**WHAT TO DO:**
Which of the lines in the listing that follows hold "JSON"? Pull each one out.

----------------------------------------

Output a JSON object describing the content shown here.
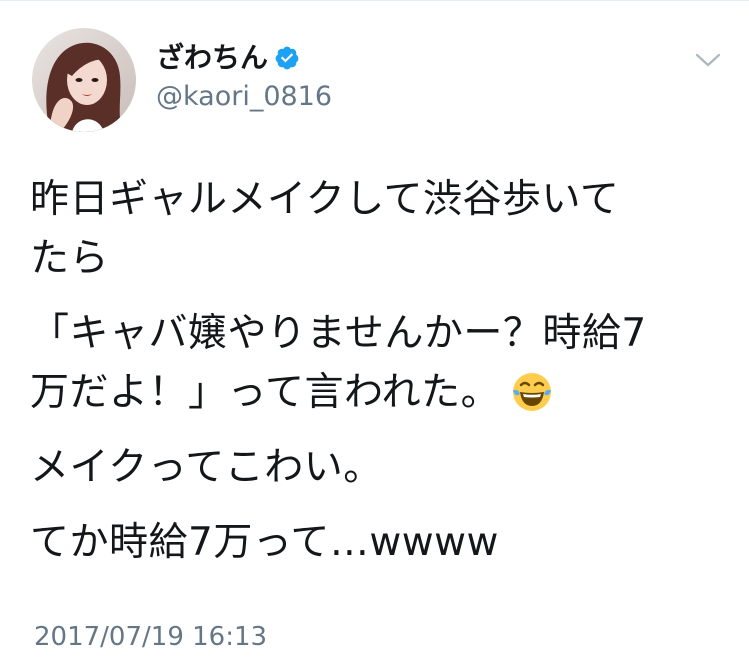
{
  "author": {
    "display_name": "ざわちん",
    "handle": "@kaori_0816",
    "verified": true
  },
  "tweet": {
    "lines": [
      [
        "昨日ギャルメイクして渋谷歩いて",
        "たら"
      ],
      [
        "「キャバ嬢やりませんかー？時給7",
        "万だよ！」って言われた。"
      ],
      [
        "メイクってこわい。"
      ],
      [
        "てか時給7万って…wwww"
      ]
    ],
    "emoji": "face-with-tears-of-joy-icon"
  },
  "timestamp": "2017/07/19 16:13",
  "icons": {
    "verified": "verified-badge-icon",
    "menu": "chevron-down-icon",
    "avatar": "avatar"
  },
  "colors": {
    "text": "#14171a",
    "muted": "#657786",
    "verified": "#1da1f2",
    "background": "#ffffff"
  }
}
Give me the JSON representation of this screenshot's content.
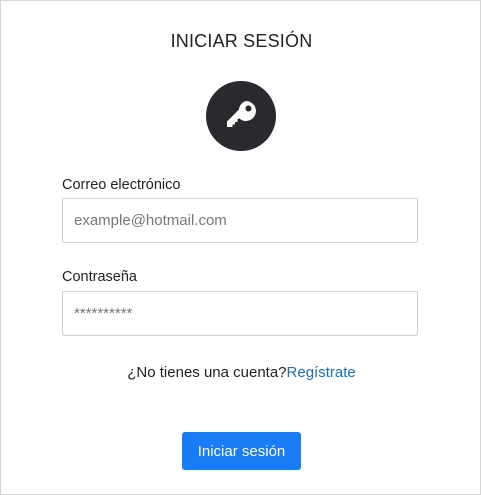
{
  "form": {
    "title": "INICIAR SESIÓN",
    "icon": "key-icon",
    "email_label": "Correo electrónico",
    "email_placeholder": "example@hotmail.com",
    "email_value": "",
    "password_label": "Contraseña",
    "password_placeholder": "**********",
    "password_value": "",
    "signup_prompt": "¿No tienes una cuenta?",
    "signup_link": "Regístrate",
    "submit_label": "Iniciar sesión"
  },
  "colors": {
    "accent": "#1a7cf5",
    "link": "#1a6fb5",
    "icon_circle": "#2a2a2e"
  }
}
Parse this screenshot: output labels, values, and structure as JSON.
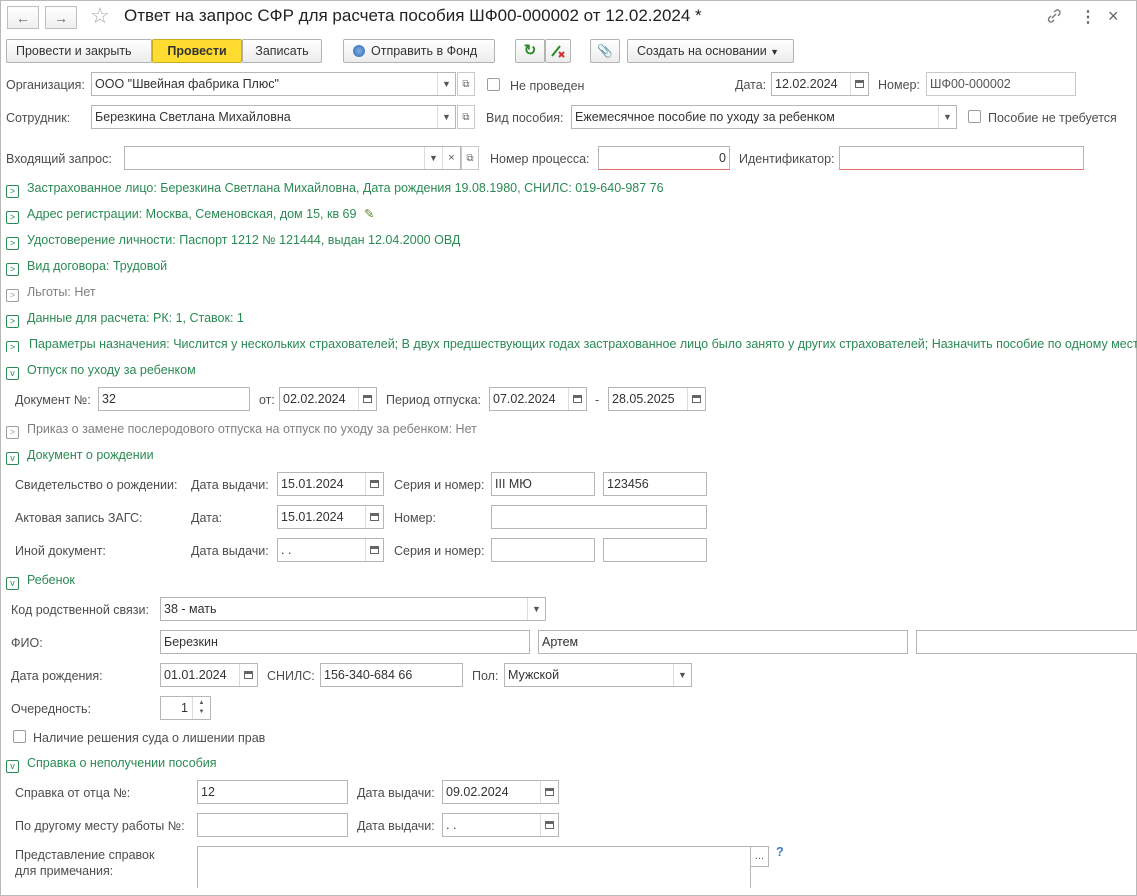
{
  "window": {
    "title": "Ответ на запрос СФР для расчета пособия ШФ00-000002 от 12.02.2024 *"
  },
  "icons": {
    "back": "←",
    "forward": "→",
    "star": "☆",
    "link": "🔗",
    "more": "⋮",
    "close": "×",
    "refresh": "↻",
    "clip": "📎",
    "chevron_down": "▾",
    "open": "⧉",
    "clear": "×",
    "question": "?",
    "pencil": "✎"
  },
  "toolbar": {
    "post_close": "Провести и закрыть",
    "post": "Провести",
    "save": "Записать",
    "send": "Отправить в Фонд",
    "create_based": "Создать на основании"
  },
  "header": {
    "org_label": "Организация:",
    "org_value": "ООО \"Швейная фабрика Плюс\"",
    "not_posted": "Не проведен",
    "date_label": "Дата:",
    "date_value": "12.02.2024",
    "number_label": "Номер:",
    "number_value": "ШФ00-000002",
    "employee_label": "Сотрудник:",
    "employee_value": "Березкина Светлана Михайловна",
    "benefit_type_label": "Вид пособия:",
    "benefit_type_value": "Ежемесячное пособие по уходу за ребенком",
    "no_benefit_label": "Пособие не требуется",
    "incoming_label": "Входящий запрос:",
    "incoming_value": "",
    "process_label": "Номер процесса:",
    "process_value": "0",
    "id_label": "Идентификатор:",
    "id_value": ""
  },
  "groups": {
    "insured": "Застрахованное лицо: Березкина Светлана Михайловна, Дата рождения 19.08.1980, СНИЛС: 019-640-987 76",
    "address": "Адрес регистрации: Москва,  Семеновская, дом 15, кв 69",
    "identity": "Удостоверение личности: Паспорт 1212 № 121444, выдан 12.04.2000 ОВД",
    "contract": "Вид договора: Трудовой",
    "benefits": "Льготы: Нет",
    "calc": "Данные для расчета: РК: 1, Ставок: 1",
    "params": "Параметры назначения: Числится у нескольких страхователей; В двух предшествующих годах застрахованное лицо было занято у других страхователей; Назначить пособие по одному месту работы",
    "leave": "Отпуск по уходу за ребенком",
    "order": "Приказ о замене послеродового отпуска на отпуск по уходу за ребенком: Нет",
    "birth_doc": "Документ о рождении",
    "child": "Ребенок",
    "certificate": "Справка о неполучении пособия"
  },
  "leave": {
    "doc_label": "Документ №:",
    "doc_value": "32",
    "from_label": "от:",
    "from_value": "02.02.2024",
    "period_label": "Период отпуска:",
    "period_start": "07.02.2024",
    "dash": "-",
    "period_end": "28.05.2025"
  },
  "birth": {
    "cert_label": "Свидетельство о рождении:",
    "issue_label": "Дата выдачи:",
    "cert_date": "15.01.2024",
    "series_label": "Серия и номер:",
    "cert_series": "III МЮ",
    "cert_number": "123456",
    "act_label": "Актовая запись ЗАГС:",
    "act_date_label": "Дата:",
    "act_date": "15.01.2024",
    "act_number_label": "Номер:",
    "act_number": "",
    "other_label": "Иной документ:",
    "other_issue_label": "Дата выдачи:",
    "other_date": " .  .",
    "other_series_label": "Серия и номер:",
    "other_series": "",
    "other_number": ""
  },
  "child": {
    "relation_label": "Код родственной связи:",
    "relation_value": "38 - мать",
    "fio_label": "ФИО:",
    "last_name": "Березкин",
    "first_name": "Артем",
    "middle_name": "",
    "birth_label": "Дата рождения:",
    "birth_value": "01.01.2024",
    "snils_label": "СНИЛС:",
    "snils_value": "156-340-684 66",
    "sex_label": "Пол:",
    "sex_value": "Мужской",
    "order_label": "Очередность:",
    "order_value": "1",
    "court_label": "Наличие решения суда о лишении прав"
  },
  "certificate": {
    "father_label": "Справка от отца №:",
    "father_value": "12",
    "father_date_label": "Дата выдачи:",
    "father_date": "09.02.2024",
    "other_label": "По другому месту работы №:",
    "other_value": "",
    "other_date_label": "Дата выдачи:",
    "other_date": " .  .",
    "note_label_1": "Представление справок",
    "note_label_2": "для примечания:",
    "note_value": ""
  }
}
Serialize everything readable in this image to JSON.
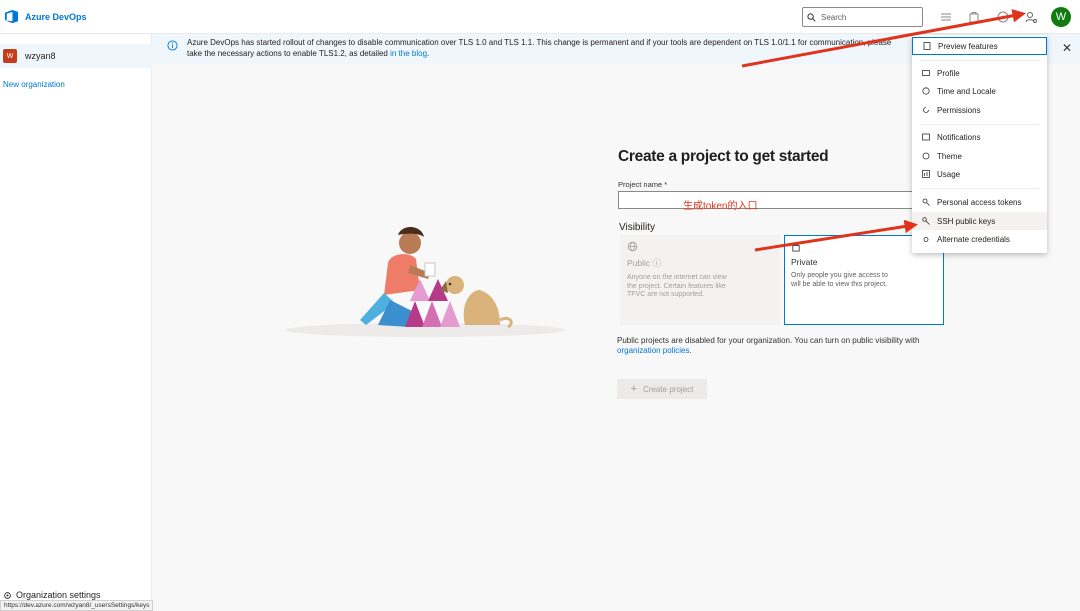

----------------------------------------

**RESPONSE TO THIS TASK:**
Output a JSON object describing the content shown here.
Give me the JSON representation of this screenshot's content.
Parse this screenshot: output labels, values, and structure as JSON.
Serialize everything readable in this image to JSON.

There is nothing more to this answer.